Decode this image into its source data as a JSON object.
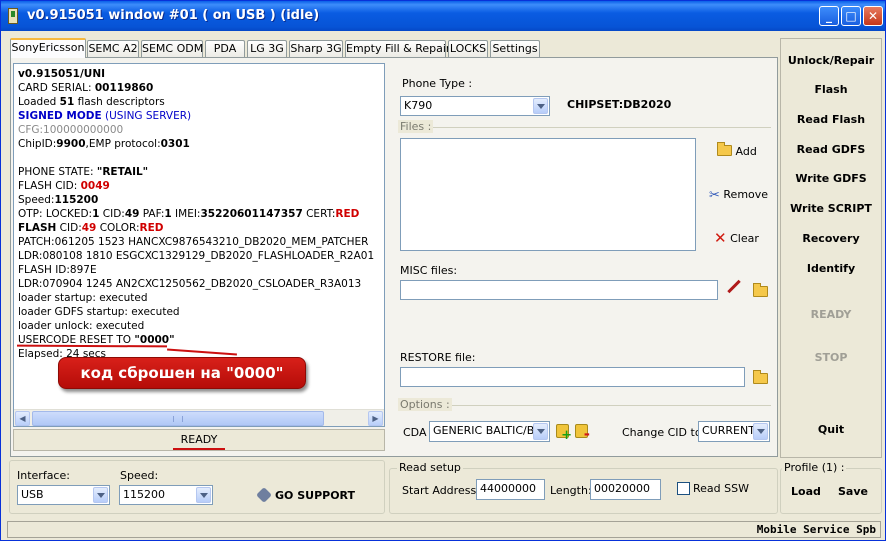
{
  "window": {
    "title": "v0.915051 window #01 ( on USB ) (idle)",
    "controls": {
      "minimize": "_",
      "maximize": "□",
      "close": "✕"
    }
  },
  "tabs": [
    {
      "label": "SonyEricsson",
      "active": true
    },
    {
      "label": "SEMC A2"
    },
    {
      "label": "SEMC ODM"
    },
    {
      "label": "PDA"
    },
    {
      "label": "LG 3G"
    },
    {
      "label": "Sharp 3G"
    },
    {
      "label": "Empty Fill & Repair"
    },
    {
      "label": "LOCKS"
    },
    {
      "label": "Settings"
    }
  ],
  "log": {
    "l1": "v0.915051/UNI",
    "l2a": "CARD SERIAL: ",
    "l2b": "00119860",
    "l3a": "Loaded ",
    "l3b": "51",
    "l3c": " flash descriptors",
    "l4a": "SIGNED MODE",
    "l4b": " (USING SERVER)",
    "l5": "CFG:100000000000",
    "l6a": "ChipID:",
    "l6b": "9900",
    "l6c": ",EMP protocol:",
    "l6d": "0301",
    "l8a": "PHONE STATE: ",
    "l8b": "\"RETAIL\"",
    "l9a": "FLASH CID: ",
    "l9b": "0049",
    "l10a": "Speed:",
    "l10b": "115200",
    "l11a": "OTP: LOCKED:",
    "l11b": "1",
    "l11c": " CID:",
    "l11d": "49",
    "l11e": " PAF:",
    "l11f": "1",
    "l11g": " IMEI:",
    "l11h": "35220601147357",
    "l11i": " CERT:",
    "l11j": "RED",
    "l12a": "FLASH",
    "l12b": " CID:",
    "l12c": "49",
    "l12d": " COLOR:",
    "l12e": "RED",
    "l13": "PATCH:061205 1523 HANCXC9876543210_DB2020_MEM_PATCHER",
    "l14": "LDR:080108 1810 ESGCXC1329129_DB2020_FLASHLOADER_R2A01",
    "l15": "FLASH ID:897E",
    "l16": "LDR:070904 1245 AN2CXC1250562_DB2020_CSLOADER_R3A013",
    "l17": "loader startup: executed",
    "l18": "loader GDFS startup: executed",
    "l19": "loader unlock: executed",
    "l20a": "USERCODE RESET TO ",
    "l20b": "\"0000\"",
    "l21": "Elapsed: 24 secs"
  },
  "status": {
    "ready": "READY"
  },
  "annotation": {
    "callout": "код сброшен на \"0000\""
  },
  "phone": {
    "type_label": "Phone Type :",
    "type_value": "K790",
    "chipset": "CHIPSET:DB2020"
  },
  "files": {
    "legend": "Files :",
    "add": "Add",
    "remove": "Remove",
    "clear": "Clear"
  },
  "misc": {
    "label": "MISC files:"
  },
  "restore": {
    "label": "RESTORE file:"
  },
  "options": {
    "legend": "Options :",
    "cda_label": "CDA",
    "cda_value": "GENERIC BALTIC/BA",
    "change_cid_label": "Change CID to",
    "change_cid_value": "CURRENT"
  },
  "actions": {
    "unlock": "Unlock/Repair",
    "flash": "Flash",
    "read_flash": "Read Flash",
    "read_gdfs": "Read GDFS",
    "write_gdfs": "Write GDFS",
    "write_script": "Write SCRIPT",
    "recovery": "Recovery",
    "identify": "Identify",
    "ready": "READY",
    "stop": "STOP",
    "quit": "Quit"
  },
  "bottom": {
    "interface_label": "Interface:",
    "interface_value": "USB",
    "speed_label": "Speed:",
    "speed_value": "115200",
    "go_support": "GO SUPPORT",
    "read_setup_legend": "Read setup",
    "start_label": "Start Address:",
    "start_value": "44000000",
    "length_label": "Length:",
    "length_value": "00020000",
    "read_ssw": "Read SSW",
    "profile_legend": "Profile (1) :",
    "load": "Load",
    "save": "Save"
  },
  "statusbar": {
    "brand": "Mobile Service Spb"
  },
  "colors": {
    "title_blue": "#0a5ce2",
    "callout_red": "#c7140e",
    "log_red": "#d00000",
    "signed_blue": "#0000c8"
  }
}
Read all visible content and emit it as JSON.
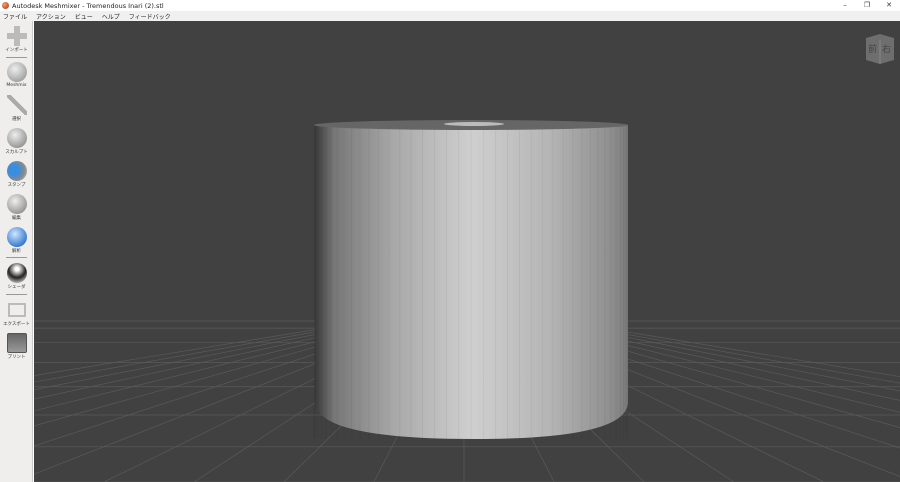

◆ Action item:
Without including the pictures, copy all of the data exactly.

◆ Task result:
Decode this image into its source data as a JSON object.
{
  "window": {
    "title": "v0.915051 window #01 ( on USB ) (idle)",
    "controls": {
      "minimize": "_",
      "maximize": "□",
      "close": "✕"
    }
  },
  "tabs": [
    {
      "label": "SonyEricsson",
      "active": true
    },
    {
      "label": "SEMC A2"
    },
    {
      "label": "SEMC ODM"
    },
    {
      "label": "PDA"
    },
    {
      "label": "LG 3G"
    },
    {
      "label": "Sharp 3G"
    },
    {
      "label": "Empty Fill & Repair"
    },
    {
      "label": "LOCKS"
    },
    {
      "label": "Settings"
    }
  ],
  "log": {
    "l1": "v0.915051/UNI",
    "l2a": "CARD SERIAL: ",
    "l2b": "00119860",
    "l3a": "Loaded ",
    "l3b": "51",
    "l3c": " flash descriptors",
    "l4a": "SIGNED MODE",
    "l4b": " (USING SERVER)",
    "l5": "CFG:100000000000",
    "l6a": "ChipID:",
    "l6b": "9900",
    "l6c": ",EMP protocol:",
    "l6d": "0301",
    "l8a": "PHONE STATE: ",
    "l8b": "\"RETAIL\"",
    "l9a": "FLASH CID: ",
    "l9b": "0049",
    "l10a": "Speed:",
    "l10b": "115200",
    "l11a": "OTP: LOCKED:",
    "l11b": "1",
    "l11c": " CID:",
    "l11d": "49",
    "l11e": " PAF:",
    "l11f": "1",
    "l11g": " IMEI:",
    "l11h": "35220601147357",
    "l11i": " CERT:",
    "l11j": "RED",
    "l12a": "FLASH",
    "l12b": " CID:",
    "l12c": "49",
    "l12d": " COLOR:",
    "l12e": "RED",
    "l13": "PATCH:061205 1523 HANCXC9876543210_DB2020_MEM_PATCHER",
    "l14": "LDR:080108 1810 ESGCXC1329129_DB2020_FLASHLOADER_R2A01",
    "l15": "FLASH ID:897E",
    "l16": "LDR:070904 1245 AN2CXC1250562_DB2020_CSLOADER_R3A013",
    "l17": "loader startup: executed",
    "l18": "loader GDFS startup: executed",
    "l19": "loader unlock: executed",
    "l20a": "USERCODE RESET TO ",
    "l20b": "\"0000\"",
    "l21": "Elapsed: 24 secs"
  },
  "status": {
    "ready": "READY"
  },
  "annotation": {
    "callout": "код сброшен на \"0000\""
  },
  "phone": {
    "type_label": "Phone Type :",
    "type_value": "K790",
    "chipset": "CHIPSET:DB2020"
  },
  "files": {
    "legend": "Files :",
    "add": "Add",
    "remove": "Remove",
    "clear": "Clear"
  },
  "misc": {
    "label": "MISC files:"
  },
  "restore": {
    "label": "RESTORE file:"
  },
  "options": {
    "legend": "Options :",
    "cda_label": "CDA",
    "cda_value": "GENERIC BALTIC/BA",
    "change_cid_label": "Change CID to",
    "change_cid_value": "CURRENT"
  },
  "actions": {
    "unlock": "Unlock/Repair",
    "flash": "Flash",
    "read_flash": "Read Flash",
    "read_gdfs": "Read GDFS",
    "write_gdfs": "Write GDFS",
    "write_script": "Write SCRIPT",
    "recovery": "Recovery",
    "identify": "Identify",
    "ready": "READY",
    "stop": "STOP",
    "quit": "Quit"
  },
  "bottom": {
    "interface_label": "Interface:",
    "interface_value": "USB",
    "speed_label": "Speed:",
    "speed_value": "115200",
    "go_support": "GO SUPPORT",
    "read_setup_legend": "Read setup",
    "start_label": "Start Address:",
    "start_value": "44000000",
    "length_label": "Length:",
    "length_value": "00020000",
    "read_ssw": "Read SSW",
    "profile_legend": "Profile (1) :",
    "load": "Load",
    "save": "Save"
  },
  "statusbar": {
    "brand": "Mobile Service Spb"
  },
  "colors": {
    "title_blue": "#0a5ce2",
    "callout_red": "#c7140e",
    "log_red": "#d00000",
    "signed_blue": "#0000c8"
  }
}
Read all visible content and emit it as JSON.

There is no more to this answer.